The black swan theory describes rare events beyond the realm of normal expectation. We use ketamine on a daily basis, but are there any circumstances in which ketamine simply will NOT work?
This interesting case report by an Ex-Sydney HEMS physician Daniel Kornhall describes how ketamine failed completely as an anaesthetic agent in a psychiatric patient with a toxic lamotrigine overdose.
Lamotrigine, as we all obviously know, exerts its antiepileptic effect by inhibiting presynaptic sodium channels thus reducing the release of the excitatory glutamate and stabilising excitable neuronal membranes. Ketamine’s dissociative anaesthetic effects are a bit more of a mystery and diverse, but they are thought to involve increasing glutamate release through non-NMDA receptor pathways.
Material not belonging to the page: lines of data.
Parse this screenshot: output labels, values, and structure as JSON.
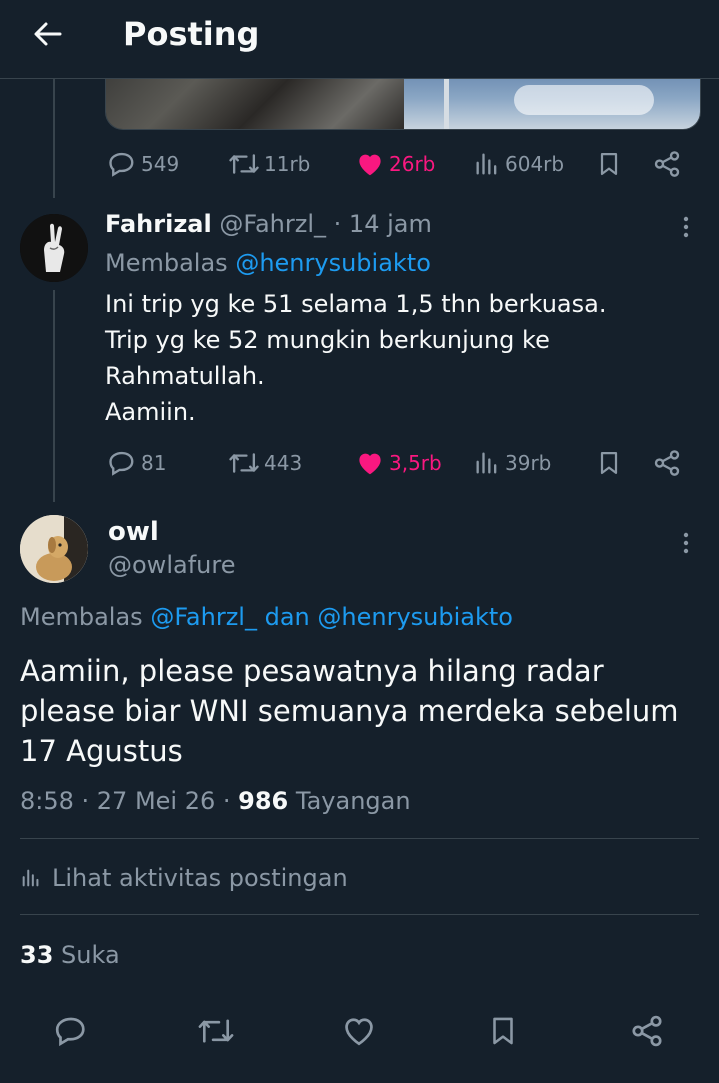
{
  "header": {
    "title": "Posting",
    "back_icon": "arrow-left-icon"
  },
  "quoted_post_stats": {
    "replies": "549",
    "reposts": "11rb",
    "likes": "26rb",
    "views": "604rb"
  },
  "reply": {
    "display_name": "Fahrizal",
    "handle": "@Fahrzl_",
    "time": "· 14 jam",
    "replying_prefix": "Membalas",
    "replying_to": "@henrysubiakto",
    "body": [
      "Ini trip yg ke 51 selama 1,5 thn berkuasa.",
      "Trip yg ke 52 mungkin berkunjung ke",
      "Rahmatullah.",
      "Aamiin."
    ],
    "stats": {
      "replies": "81",
      "reposts": "443",
      "likes": "3,5rb",
      "views": "39rb"
    }
  },
  "main_post": {
    "display_name": "owl",
    "handle": "@owlafure",
    "replying_prefix": "Membalas",
    "replying_to_1": "@Fahrzl_",
    "replying_join": "dan",
    "replying_to_2": "@henrysubiakto",
    "body": [
      "Aamiin, please pesawatnya hilang radar",
      "please biar WNI semuanya merdeka sebelum",
      "17 Agustus"
    ],
    "time": "8:58 · 27 Mei 26 · ",
    "views_count": "986",
    "views_label": "Tayangan",
    "activity_label": "Lihat aktivitas postingan",
    "likes_count": "33",
    "likes_label": "Suka"
  },
  "colors": {
    "background": "#15202b",
    "text": "#f7f9f9",
    "muted": "#8b98a5",
    "link": "#1d9bf0",
    "like": "#f91880",
    "border": "#38444d"
  }
}
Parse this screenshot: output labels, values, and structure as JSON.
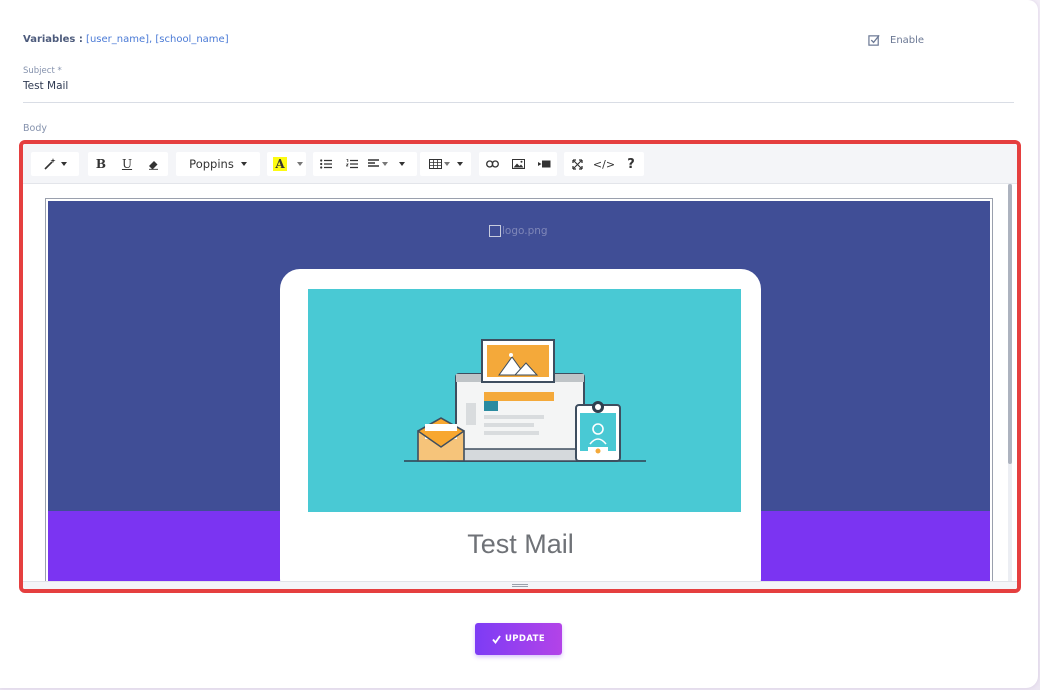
{
  "variables": {
    "label": "Variables :",
    "values": "[user_name], [school_name]"
  },
  "enable": {
    "label": "Enable"
  },
  "subject": {
    "label": "Subject *",
    "value": "Test Mail"
  },
  "body": {
    "label": "Body"
  },
  "toolbar": {
    "font_name": "Poppins",
    "bold": "B",
    "underline": "U",
    "color_letter": "A",
    "code": "</>",
    "help": "?",
    "icons": [
      "magic-icon",
      "bold-icon",
      "underline-icon",
      "eraser-icon",
      "font-family-dropdown",
      "font-color-icon",
      "unordered-list-icon",
      "ordered-list-icon",
      "align-icon",
      "table-icon",
      "link-icon",
      "picture-icon",
      "video-icon",
      "fullscreen-icon",
      "code-view-icon",
      "help-icon"
    ]
  },
  "email": {
    "logo_alt": "logo.png",
    "title": "Test Mail",
    "colors": {
      "header_bg": "#404e96",
      "band_bg": "#7b34f2",
      "hero_bg": "#49c9d4"
    }
  },
  "actions": {
    "update_label": "UPDATE"
  },
  "colors": {
    "highlight_border": "#e53f3f",
    "accent": "#7b34f2",
    "link": "#4a7ad6"
  }
}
It therefore follows, that if one drug prevents the release of glutamate and second drugs effects depend on its release, the second drug will not work.
With our high volume of ketamine use, incidents such as this are worth bearing in mind the next time you see a patient with a mixed polypharmacy overdose.
Lamotrigine is therefore ketamine’s black swan.